### YOUR GOAL
For the listing below, count the lines that contain "Administrator" and report only the number.

### WORKING DATA
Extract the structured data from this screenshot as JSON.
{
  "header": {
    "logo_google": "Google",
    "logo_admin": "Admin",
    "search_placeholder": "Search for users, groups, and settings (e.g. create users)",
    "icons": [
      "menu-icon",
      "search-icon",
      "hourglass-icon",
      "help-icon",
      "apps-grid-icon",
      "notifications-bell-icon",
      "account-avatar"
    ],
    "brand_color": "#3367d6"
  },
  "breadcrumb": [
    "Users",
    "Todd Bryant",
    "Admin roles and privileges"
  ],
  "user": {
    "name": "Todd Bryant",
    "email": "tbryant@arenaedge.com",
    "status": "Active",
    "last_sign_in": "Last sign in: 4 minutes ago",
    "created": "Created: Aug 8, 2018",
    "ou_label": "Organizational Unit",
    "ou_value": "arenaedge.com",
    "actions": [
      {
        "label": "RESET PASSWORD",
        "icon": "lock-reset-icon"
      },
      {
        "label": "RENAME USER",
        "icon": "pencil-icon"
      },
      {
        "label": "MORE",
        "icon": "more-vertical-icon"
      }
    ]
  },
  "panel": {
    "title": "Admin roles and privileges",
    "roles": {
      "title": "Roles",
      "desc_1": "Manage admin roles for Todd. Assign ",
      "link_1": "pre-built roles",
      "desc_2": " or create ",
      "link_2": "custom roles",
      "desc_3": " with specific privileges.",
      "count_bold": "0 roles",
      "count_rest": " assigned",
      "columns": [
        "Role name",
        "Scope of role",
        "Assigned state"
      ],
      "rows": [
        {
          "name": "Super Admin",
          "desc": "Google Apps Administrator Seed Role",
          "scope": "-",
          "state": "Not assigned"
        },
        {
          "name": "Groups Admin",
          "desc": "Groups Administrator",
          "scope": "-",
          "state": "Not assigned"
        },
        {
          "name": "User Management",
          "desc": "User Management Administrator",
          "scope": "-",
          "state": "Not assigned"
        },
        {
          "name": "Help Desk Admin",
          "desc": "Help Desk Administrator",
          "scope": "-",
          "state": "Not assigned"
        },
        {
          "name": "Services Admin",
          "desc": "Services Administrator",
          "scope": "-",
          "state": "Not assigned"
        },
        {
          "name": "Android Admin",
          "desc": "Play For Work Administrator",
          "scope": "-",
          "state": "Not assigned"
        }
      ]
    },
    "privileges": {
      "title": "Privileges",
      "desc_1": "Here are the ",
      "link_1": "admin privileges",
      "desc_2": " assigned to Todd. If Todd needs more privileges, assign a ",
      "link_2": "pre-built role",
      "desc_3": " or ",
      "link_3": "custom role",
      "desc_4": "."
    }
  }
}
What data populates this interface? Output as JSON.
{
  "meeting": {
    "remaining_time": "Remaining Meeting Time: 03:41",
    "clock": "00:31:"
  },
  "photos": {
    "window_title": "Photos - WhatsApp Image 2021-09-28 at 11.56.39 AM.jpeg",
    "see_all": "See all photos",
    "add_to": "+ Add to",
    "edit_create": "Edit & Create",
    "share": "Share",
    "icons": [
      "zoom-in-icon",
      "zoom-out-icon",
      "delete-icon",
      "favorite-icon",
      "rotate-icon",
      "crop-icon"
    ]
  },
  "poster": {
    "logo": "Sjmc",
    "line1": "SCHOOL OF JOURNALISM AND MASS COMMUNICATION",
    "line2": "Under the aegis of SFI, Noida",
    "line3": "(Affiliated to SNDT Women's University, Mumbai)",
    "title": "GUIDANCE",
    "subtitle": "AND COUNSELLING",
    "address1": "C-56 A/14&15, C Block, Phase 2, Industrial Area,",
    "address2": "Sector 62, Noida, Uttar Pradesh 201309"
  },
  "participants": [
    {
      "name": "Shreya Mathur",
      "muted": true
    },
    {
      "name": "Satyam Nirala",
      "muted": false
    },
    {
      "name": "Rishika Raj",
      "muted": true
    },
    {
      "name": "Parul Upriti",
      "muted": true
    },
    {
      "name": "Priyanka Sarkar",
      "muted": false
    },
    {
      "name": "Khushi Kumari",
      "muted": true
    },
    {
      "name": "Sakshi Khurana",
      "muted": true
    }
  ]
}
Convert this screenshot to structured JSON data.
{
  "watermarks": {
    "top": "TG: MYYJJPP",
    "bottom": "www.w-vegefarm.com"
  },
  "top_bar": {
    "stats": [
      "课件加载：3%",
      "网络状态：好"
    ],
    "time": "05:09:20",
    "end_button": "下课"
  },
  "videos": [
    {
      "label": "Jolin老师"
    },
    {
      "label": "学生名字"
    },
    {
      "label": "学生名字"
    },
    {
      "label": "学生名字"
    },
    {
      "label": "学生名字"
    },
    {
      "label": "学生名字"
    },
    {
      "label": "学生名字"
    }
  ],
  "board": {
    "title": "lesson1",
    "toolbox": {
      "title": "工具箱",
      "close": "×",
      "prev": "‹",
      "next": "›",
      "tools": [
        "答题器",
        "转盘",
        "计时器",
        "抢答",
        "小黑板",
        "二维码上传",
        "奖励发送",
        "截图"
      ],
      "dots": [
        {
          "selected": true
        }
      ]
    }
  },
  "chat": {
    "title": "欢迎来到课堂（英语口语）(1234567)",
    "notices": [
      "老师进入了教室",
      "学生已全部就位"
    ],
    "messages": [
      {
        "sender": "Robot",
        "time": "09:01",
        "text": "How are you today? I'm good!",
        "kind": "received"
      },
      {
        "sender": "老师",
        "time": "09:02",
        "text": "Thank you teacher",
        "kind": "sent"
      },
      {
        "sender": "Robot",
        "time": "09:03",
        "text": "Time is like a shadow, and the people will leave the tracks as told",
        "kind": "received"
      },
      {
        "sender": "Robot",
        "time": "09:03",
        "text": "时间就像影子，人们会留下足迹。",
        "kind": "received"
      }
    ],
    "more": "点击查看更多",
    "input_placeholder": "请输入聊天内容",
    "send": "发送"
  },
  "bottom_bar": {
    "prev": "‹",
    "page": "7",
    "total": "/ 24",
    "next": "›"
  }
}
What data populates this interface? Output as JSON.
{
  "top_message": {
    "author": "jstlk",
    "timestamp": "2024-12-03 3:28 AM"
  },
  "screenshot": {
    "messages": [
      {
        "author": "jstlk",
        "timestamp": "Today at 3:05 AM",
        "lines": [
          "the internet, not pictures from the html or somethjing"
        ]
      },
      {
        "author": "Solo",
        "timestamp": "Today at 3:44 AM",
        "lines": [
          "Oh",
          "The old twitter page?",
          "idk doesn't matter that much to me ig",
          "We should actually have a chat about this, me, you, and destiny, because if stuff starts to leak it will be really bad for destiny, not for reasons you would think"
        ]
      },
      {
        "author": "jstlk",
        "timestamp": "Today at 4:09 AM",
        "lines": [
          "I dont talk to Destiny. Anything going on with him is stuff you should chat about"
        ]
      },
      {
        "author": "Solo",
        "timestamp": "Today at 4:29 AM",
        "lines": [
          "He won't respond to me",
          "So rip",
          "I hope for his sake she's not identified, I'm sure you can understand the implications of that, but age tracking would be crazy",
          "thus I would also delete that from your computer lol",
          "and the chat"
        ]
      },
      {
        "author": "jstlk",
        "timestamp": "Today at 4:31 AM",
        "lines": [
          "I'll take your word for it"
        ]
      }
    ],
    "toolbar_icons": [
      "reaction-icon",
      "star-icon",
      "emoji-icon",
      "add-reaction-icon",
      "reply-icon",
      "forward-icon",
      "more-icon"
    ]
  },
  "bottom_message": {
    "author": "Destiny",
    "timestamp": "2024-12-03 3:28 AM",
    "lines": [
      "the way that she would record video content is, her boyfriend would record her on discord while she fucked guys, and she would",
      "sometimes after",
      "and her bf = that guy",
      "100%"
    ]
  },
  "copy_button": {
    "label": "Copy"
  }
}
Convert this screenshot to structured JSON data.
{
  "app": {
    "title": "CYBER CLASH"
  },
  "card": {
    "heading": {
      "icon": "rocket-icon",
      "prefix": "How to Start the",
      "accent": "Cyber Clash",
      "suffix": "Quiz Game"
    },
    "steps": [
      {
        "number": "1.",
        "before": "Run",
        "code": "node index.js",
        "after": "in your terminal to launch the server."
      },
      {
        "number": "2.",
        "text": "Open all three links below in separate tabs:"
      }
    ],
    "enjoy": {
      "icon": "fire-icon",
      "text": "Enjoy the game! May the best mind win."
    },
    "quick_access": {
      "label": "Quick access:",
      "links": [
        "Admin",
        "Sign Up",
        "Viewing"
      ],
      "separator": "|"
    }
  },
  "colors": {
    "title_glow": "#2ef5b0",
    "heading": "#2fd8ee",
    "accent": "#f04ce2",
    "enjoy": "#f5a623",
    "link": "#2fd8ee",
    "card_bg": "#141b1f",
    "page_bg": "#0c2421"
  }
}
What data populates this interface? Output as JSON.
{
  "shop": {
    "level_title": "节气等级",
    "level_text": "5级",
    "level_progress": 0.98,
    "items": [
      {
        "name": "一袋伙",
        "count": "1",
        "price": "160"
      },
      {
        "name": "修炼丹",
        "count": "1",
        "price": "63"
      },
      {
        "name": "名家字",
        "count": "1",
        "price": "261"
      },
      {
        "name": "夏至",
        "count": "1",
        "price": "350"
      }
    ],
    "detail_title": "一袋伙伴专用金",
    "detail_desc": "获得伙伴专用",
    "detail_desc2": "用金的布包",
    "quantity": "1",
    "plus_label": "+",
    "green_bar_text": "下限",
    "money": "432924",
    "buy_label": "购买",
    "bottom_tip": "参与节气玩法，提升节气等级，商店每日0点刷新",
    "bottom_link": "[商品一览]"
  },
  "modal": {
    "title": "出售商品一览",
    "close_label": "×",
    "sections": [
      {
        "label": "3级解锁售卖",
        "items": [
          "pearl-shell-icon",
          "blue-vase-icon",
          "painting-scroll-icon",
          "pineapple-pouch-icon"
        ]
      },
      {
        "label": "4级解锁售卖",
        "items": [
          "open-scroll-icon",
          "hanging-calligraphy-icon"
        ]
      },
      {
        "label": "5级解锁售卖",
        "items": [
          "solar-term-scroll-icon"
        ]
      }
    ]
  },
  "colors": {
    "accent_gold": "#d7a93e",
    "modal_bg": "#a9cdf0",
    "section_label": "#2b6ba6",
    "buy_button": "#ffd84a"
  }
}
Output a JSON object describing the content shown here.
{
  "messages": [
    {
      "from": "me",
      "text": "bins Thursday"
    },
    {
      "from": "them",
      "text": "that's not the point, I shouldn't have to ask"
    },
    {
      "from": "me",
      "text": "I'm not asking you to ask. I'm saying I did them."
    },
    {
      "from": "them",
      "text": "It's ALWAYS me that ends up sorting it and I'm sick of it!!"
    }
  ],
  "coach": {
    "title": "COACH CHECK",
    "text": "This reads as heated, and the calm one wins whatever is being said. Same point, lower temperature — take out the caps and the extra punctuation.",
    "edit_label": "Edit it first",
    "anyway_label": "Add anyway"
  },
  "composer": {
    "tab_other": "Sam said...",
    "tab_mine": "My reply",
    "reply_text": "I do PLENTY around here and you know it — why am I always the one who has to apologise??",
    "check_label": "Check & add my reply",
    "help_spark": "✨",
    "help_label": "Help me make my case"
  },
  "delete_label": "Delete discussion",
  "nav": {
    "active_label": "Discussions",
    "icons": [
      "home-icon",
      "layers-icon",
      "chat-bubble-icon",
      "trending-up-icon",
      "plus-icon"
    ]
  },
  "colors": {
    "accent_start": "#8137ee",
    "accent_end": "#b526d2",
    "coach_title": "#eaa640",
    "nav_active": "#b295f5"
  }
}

### RESULT OF THE EXERCISE
6